## WORK ITEM
Report each line from the data below that holds the word "text".

## SUPPLIED RECORDS
━━━━━━━━━━━━━━━━

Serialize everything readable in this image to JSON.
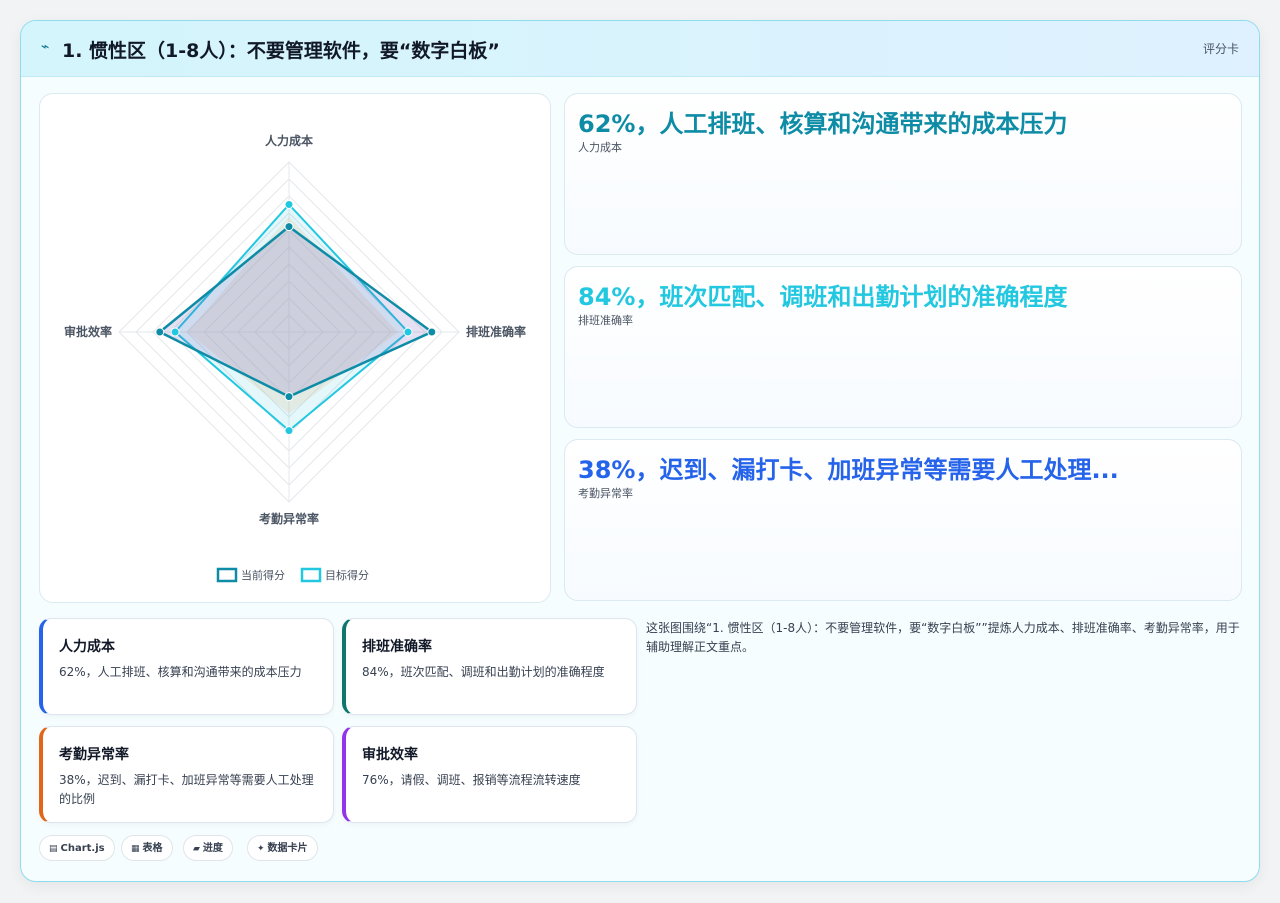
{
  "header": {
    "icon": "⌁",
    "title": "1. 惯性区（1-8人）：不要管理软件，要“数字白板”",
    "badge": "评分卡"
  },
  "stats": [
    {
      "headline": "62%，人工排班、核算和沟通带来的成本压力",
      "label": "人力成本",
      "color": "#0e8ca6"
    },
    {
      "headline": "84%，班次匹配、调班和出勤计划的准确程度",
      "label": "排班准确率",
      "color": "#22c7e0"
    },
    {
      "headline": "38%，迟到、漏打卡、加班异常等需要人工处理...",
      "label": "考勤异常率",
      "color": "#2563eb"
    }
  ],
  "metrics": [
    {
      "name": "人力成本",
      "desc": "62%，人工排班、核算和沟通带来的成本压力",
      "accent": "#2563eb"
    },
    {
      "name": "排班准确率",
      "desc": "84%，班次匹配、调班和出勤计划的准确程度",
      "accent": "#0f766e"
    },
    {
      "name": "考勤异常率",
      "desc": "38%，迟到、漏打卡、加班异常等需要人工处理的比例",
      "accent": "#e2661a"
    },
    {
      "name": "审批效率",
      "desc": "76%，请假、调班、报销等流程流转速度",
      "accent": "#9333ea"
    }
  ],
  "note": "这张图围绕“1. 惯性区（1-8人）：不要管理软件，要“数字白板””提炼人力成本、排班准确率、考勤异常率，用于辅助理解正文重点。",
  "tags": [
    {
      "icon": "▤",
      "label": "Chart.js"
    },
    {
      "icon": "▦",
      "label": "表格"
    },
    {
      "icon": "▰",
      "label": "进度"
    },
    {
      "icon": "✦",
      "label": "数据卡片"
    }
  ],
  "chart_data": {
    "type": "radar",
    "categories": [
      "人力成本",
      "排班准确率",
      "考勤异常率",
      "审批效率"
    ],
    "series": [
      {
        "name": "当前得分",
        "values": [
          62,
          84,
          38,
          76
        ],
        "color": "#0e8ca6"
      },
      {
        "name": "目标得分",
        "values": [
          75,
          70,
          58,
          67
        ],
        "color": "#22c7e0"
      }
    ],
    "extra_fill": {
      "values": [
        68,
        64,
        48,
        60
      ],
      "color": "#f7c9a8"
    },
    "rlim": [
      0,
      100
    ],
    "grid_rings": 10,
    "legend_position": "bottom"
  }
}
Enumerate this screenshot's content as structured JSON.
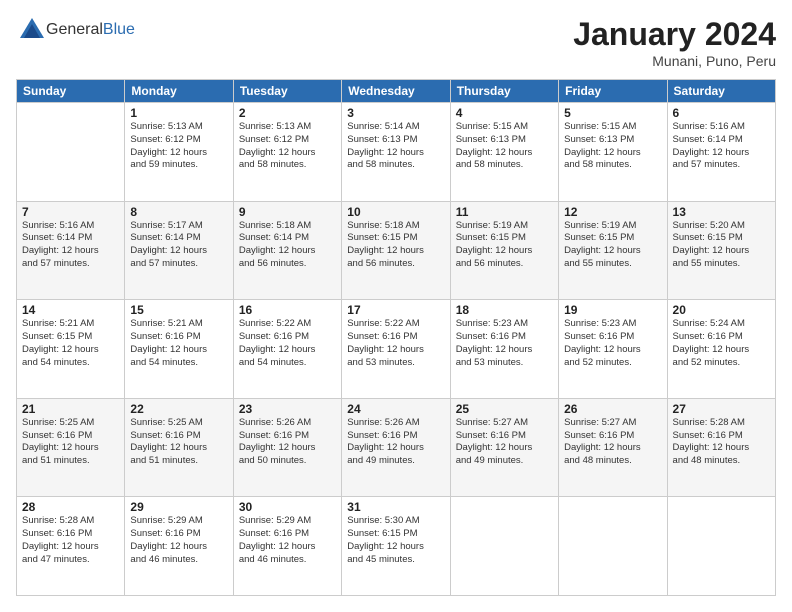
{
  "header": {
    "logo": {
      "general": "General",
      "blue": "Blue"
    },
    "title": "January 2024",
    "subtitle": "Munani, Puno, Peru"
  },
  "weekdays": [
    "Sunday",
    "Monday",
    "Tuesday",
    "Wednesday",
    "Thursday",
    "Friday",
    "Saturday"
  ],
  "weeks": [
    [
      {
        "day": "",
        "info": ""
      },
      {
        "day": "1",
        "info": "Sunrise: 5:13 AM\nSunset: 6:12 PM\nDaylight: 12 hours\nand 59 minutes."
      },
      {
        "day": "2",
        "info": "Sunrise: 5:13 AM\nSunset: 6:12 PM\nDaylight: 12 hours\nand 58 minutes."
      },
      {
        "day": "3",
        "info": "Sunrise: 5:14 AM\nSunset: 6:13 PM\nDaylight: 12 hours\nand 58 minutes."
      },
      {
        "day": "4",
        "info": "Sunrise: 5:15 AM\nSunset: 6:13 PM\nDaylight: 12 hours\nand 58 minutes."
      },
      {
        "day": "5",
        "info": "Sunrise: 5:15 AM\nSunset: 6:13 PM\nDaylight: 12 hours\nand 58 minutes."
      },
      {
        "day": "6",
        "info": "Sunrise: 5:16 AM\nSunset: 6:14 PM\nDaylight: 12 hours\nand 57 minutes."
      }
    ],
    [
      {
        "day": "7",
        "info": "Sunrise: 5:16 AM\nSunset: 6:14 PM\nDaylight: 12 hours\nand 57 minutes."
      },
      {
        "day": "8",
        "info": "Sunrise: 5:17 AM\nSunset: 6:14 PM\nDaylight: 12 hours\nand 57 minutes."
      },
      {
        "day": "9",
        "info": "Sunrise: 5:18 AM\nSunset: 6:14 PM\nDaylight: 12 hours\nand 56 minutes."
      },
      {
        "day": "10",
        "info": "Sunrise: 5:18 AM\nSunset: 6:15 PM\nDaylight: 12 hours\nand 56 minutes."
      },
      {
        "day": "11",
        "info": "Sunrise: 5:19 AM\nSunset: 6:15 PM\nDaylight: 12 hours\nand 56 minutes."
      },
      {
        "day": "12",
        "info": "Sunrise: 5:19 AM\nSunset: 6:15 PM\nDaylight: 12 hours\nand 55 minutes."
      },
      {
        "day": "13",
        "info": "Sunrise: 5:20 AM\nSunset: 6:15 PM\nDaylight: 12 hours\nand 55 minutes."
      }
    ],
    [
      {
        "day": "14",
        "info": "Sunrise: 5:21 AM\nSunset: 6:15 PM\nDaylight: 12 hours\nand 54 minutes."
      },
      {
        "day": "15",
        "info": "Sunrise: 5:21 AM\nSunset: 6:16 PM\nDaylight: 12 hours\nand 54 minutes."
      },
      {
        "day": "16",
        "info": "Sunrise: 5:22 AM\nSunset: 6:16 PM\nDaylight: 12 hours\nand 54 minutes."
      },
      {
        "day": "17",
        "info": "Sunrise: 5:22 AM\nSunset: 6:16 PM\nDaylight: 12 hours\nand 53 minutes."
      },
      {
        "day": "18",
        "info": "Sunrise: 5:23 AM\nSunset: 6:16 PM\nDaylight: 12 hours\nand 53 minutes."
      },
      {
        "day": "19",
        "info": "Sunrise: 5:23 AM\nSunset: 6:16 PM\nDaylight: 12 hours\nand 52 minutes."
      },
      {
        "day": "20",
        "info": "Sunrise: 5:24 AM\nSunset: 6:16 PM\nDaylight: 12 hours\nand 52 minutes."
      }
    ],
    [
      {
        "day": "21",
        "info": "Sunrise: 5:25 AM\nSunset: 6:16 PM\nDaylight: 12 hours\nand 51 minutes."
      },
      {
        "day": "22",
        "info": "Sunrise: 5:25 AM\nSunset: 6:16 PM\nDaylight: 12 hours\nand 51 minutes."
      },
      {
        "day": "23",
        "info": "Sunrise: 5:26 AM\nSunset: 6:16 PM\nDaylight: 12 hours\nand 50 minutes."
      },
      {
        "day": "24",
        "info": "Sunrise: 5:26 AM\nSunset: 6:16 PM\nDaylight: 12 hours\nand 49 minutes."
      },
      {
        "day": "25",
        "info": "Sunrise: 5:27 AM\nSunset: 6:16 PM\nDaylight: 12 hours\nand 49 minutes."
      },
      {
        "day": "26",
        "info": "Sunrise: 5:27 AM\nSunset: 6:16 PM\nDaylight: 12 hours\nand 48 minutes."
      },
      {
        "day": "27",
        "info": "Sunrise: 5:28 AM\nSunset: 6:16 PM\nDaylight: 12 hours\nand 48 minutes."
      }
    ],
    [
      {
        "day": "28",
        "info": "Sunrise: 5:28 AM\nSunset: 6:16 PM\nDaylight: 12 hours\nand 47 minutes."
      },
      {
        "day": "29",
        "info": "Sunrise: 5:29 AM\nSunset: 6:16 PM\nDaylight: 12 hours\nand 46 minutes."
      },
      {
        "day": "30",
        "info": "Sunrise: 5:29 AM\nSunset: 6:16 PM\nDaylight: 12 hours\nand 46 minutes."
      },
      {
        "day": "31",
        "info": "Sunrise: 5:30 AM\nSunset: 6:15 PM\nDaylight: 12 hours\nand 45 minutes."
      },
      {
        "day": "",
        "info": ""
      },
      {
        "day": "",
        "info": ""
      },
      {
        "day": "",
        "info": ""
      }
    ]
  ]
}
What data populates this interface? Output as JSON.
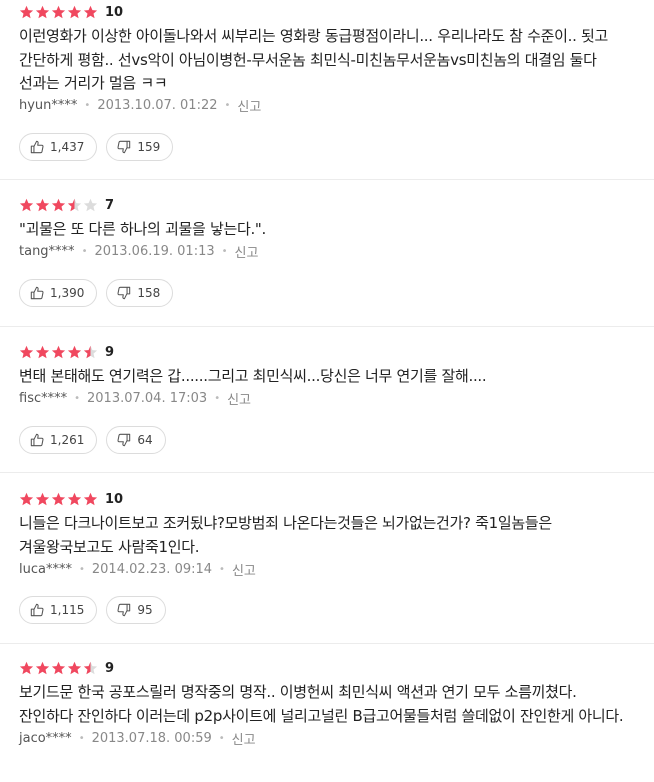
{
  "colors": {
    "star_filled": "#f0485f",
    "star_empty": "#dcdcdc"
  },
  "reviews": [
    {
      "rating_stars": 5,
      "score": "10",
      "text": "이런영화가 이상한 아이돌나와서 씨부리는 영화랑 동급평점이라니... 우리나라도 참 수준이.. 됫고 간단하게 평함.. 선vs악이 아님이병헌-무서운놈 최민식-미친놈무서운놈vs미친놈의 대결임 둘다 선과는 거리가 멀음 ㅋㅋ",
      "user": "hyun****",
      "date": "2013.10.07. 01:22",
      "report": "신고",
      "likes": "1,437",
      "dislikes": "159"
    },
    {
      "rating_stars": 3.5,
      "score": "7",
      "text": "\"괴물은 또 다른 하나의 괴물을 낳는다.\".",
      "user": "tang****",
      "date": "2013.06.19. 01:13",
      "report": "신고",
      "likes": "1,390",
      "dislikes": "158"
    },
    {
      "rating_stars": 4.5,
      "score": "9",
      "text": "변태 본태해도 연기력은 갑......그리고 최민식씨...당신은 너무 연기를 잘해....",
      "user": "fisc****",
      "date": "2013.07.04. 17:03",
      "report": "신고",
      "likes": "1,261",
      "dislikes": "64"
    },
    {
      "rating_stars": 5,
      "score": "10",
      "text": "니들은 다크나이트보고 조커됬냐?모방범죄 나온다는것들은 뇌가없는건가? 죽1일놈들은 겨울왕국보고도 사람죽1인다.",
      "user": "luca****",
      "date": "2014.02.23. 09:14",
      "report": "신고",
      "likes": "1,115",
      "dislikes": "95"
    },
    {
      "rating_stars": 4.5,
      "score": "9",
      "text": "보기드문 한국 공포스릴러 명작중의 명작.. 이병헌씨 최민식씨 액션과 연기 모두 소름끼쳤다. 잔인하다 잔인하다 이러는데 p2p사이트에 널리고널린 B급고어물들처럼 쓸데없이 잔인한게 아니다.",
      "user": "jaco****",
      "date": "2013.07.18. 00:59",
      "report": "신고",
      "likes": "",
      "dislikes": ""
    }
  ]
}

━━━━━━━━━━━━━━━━

## ANSWER SPACE
      "text": "이런영화가 이상한 아이돌나와서 씨부리는 영화랑 동급평점이라니... 우리나라도 참 수준이.. 됫고 간단하게 평함.. 선vs악이 아님이병헌-무서운놈 최민식-미친놈무서운놈vs미친놈의 대결임 둘다 선과는 거리가 멀음 ㅋㅋ",
      "text": "\"괴물은 또 다른 하나의 괴물을 낳는다.\".",
      "text": "변태 본태해도 연기력은 갑......그리고 최민식씨...당신은 너무 연기를 잘해....",
      "text": "니들은 다크나이트보고 조커됬냐?모방범죄 나온다는것들은 뇌가없는건가? 죽1일놈들은 겨울왕국보고도 사람죽1인다.",
      "text": "보기드문 한국 공포스릴러 명작중의 명작.. 이병헌씨 최민식씨 액션과 연기 모두 소름끼쳤다. 잔인하다 잔인하다 이러는데 p2p사이트에 널리고널린 B급고어물들처럼 쓸데없이 잔인한게 아니다.",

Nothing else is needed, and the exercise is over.